‘Peer inside’ the brain during Northeastern’s Brain Awareness Week

Patrick Glover S’18 and Abigail Sveden S’20 learn about electrophysiology firsthand using Backyard Brains’ Human-to-Human Interface kit at Northeastern’s Brain Awareness Week 2017. Photo by Adam Glanzman/Northeastern University

Can disposable diapers help us understand a new technology that could reveal how the brain generates thoughts, feelings, behavior, and sensations?

The answer is yes, according to neuroengineer Edward Boyden, who on Wednesday night will deliver the keynote address for Northeastern’s Brain Awareness Week 2017. The weeklong program features five days of talks and interactive displays on the importance of neuroscience research and support.
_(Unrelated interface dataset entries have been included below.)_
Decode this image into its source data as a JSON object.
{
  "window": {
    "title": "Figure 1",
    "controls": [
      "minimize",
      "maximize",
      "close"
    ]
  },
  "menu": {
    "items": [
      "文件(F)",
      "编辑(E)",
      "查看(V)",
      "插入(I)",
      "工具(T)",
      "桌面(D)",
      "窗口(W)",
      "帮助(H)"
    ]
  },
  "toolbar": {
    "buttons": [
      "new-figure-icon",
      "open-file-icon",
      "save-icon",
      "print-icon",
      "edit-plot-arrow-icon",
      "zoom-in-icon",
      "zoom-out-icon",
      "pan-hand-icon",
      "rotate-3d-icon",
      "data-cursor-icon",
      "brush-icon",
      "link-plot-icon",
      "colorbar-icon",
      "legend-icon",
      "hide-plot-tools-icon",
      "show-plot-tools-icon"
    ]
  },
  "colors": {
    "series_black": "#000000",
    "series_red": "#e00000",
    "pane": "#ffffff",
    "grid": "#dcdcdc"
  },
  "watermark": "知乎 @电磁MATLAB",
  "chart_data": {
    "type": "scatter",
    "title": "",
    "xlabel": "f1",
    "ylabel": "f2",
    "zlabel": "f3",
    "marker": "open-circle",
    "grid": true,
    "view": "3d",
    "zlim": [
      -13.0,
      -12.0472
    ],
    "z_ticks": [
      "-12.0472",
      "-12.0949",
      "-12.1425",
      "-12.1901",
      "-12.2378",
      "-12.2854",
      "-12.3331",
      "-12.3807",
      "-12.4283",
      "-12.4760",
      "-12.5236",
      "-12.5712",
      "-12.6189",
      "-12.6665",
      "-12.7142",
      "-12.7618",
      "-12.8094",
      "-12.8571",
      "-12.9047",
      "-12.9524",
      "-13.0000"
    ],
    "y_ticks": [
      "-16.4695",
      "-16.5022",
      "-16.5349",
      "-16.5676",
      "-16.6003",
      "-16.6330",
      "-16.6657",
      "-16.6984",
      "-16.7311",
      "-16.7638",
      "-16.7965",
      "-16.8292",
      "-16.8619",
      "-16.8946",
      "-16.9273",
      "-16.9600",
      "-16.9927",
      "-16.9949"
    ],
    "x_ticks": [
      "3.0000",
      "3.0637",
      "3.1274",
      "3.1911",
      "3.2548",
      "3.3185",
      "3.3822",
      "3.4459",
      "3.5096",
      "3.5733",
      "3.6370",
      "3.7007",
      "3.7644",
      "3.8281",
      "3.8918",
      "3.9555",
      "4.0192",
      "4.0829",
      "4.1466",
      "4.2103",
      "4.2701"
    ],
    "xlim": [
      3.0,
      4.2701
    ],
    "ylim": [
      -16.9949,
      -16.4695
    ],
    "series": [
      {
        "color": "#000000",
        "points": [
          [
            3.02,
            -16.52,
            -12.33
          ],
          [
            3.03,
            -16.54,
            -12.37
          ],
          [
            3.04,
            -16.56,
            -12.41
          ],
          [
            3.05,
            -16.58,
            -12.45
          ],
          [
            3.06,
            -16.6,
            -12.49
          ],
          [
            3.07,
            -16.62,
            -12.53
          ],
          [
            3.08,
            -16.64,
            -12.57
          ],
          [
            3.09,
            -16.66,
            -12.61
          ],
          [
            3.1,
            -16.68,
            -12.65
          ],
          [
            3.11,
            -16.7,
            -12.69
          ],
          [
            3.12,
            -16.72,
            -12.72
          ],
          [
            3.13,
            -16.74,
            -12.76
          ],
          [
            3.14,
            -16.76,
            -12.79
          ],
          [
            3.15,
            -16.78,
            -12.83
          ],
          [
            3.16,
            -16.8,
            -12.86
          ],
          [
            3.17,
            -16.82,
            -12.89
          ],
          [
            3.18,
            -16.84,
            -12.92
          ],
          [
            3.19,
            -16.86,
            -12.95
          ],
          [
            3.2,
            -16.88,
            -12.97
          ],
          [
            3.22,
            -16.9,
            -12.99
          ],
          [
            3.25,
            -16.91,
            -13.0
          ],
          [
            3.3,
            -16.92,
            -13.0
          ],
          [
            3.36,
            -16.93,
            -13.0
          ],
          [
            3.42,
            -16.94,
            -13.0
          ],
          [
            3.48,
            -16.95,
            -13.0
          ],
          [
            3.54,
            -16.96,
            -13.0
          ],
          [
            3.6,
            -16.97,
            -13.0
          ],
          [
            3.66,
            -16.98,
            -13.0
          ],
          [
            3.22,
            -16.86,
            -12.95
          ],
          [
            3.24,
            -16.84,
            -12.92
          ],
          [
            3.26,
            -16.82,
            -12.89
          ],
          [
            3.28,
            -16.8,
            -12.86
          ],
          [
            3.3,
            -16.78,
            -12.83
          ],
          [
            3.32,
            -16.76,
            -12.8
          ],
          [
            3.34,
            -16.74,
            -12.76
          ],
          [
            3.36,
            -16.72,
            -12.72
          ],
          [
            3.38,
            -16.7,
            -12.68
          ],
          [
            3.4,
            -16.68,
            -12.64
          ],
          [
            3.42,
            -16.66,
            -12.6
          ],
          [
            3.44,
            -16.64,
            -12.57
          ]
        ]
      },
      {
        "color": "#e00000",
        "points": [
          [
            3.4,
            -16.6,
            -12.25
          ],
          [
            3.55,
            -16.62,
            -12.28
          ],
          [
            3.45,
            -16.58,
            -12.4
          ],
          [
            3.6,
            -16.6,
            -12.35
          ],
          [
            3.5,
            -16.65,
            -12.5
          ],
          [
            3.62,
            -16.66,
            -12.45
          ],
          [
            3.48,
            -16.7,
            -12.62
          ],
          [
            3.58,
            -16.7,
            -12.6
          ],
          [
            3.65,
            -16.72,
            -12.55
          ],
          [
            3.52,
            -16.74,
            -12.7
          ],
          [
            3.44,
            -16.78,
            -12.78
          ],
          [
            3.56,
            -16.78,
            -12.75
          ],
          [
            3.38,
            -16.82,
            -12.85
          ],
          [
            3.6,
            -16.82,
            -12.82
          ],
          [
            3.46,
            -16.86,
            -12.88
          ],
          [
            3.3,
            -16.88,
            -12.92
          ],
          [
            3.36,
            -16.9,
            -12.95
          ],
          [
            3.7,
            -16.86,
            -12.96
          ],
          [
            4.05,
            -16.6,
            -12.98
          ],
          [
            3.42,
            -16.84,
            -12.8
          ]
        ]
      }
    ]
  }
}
The Northeastern Undergraduate Researchers of Neuroscience, a student organization also known as NEURONS, is hosting Brain Awareness Week.

“Brain Awareness Week was launched by the Dana Foundation, a philanthropic organization, as a global campaign to highlight innovation and the benefits of brain research,” says Fae Kayarian, S’19, a behavioral neuroscience major and vice-president of NEURONS. “Ed Boyden is all about creating new neuroscience methods. He likes to push boundaries. His research really resonates with what we wanted this week to represent.”

Boyden, professor of biological engineering and brain and cognitive sciences at the Massachusetts Institute of Technology, develops novel optical tools to enable the observation, analysis, and repair of complex biological systems such as the brain.

The activities are designed to bridge the gap between the NEURONS club and the university community. We want everyone to be excited about neuroscience.

Fae Kayarian, S’19
vice-president of NEURONS

One such tool is “expansion microscopy,” which enlarges physical brain specimens using polymers and water, similar to the way baby diapers use embedded polymers to swell when they get wet. The brain specimen gets so large, Boyden explains in a 2016 TEDTalk, that with high-powered imaging “you can peer inside and see all the tiny building blocks, the biomolecules, how they’re organized in three dimensions—the structure, the ground truth structure of the brain, if you will.”

Another of Boyden’s biological technologies, called “optogenics,” aims to pinpoint treatment targets for disorders such as epilepsy, and Alzheimer’s and Parkinson’s disease.

Neuroscience for all

Billed as “a celebration of neuroscience, advocacy, and innovation,” Brain Awareness Week features two additional talks. On Thursday, Northeastern’s Eugene Tunik, associate professor, will discuss “Real Rehab in Virtual Worlds: Using VR and Robotics to Map the Brain After a Stroke.” On Monday, MIT doctoral candidate Anna Wexler  explored “Do-It-Yourself Brain Stimulation: Looking to the Past to Understand the Future.”

Participatory activities include experiments from Backyard Brains, a Michigan-based company that provides toolkits for exploring neuroscience principles, and a fundraiser in support of research for Alzheimer’s disease that includes a raffle with a prize of an original painting by Kayarian’s mother, artist Kari Bivona. Both activities took place on Tuesday and will repeat on Friday.

“Our aim is to provide a program that will most benefit people on campus based on work being conducted at the frontiers of neuroscience,” says Kayarian, who is currently on co-op at the Berenson-Allen Center for Noninvasive Brain Stimulation at Beth Israel Deaconess Medical Center, in Boston. “The activities are designed to bridge the gap between the NEURONS club and the university community. We want everyone to be excited about neuroscience.”

From a table at Campus Crossroads run by NEURONS with the help of the Northeastern chapter of Nu Rho Psi and other campus groups, visitors will have the opportunity to experience the role electricity plays in stimulating the nervous and muscle systems via the “dancing leg” of a cockroach hooked up to a mobile phone, among other hands-on exercises.

Given the mission of NEURONS to bring neuroscience to everyone, the club boasts an eclectic membership with students majoring in diverse fields, including business, computer science, engineering, finance, architecture, and nursing. “It’s a huge melting pot of majors,” says Kayarian. “Everyone is interested in neuroscience, but what makes the club special is that we approach the field from many different perspectives.”

For a complete schedule of Brain Awareness Week events, visit http://www.northeastern.edu/cos/bns/student-groups/neurons-club/brain-awareness-week-2017/.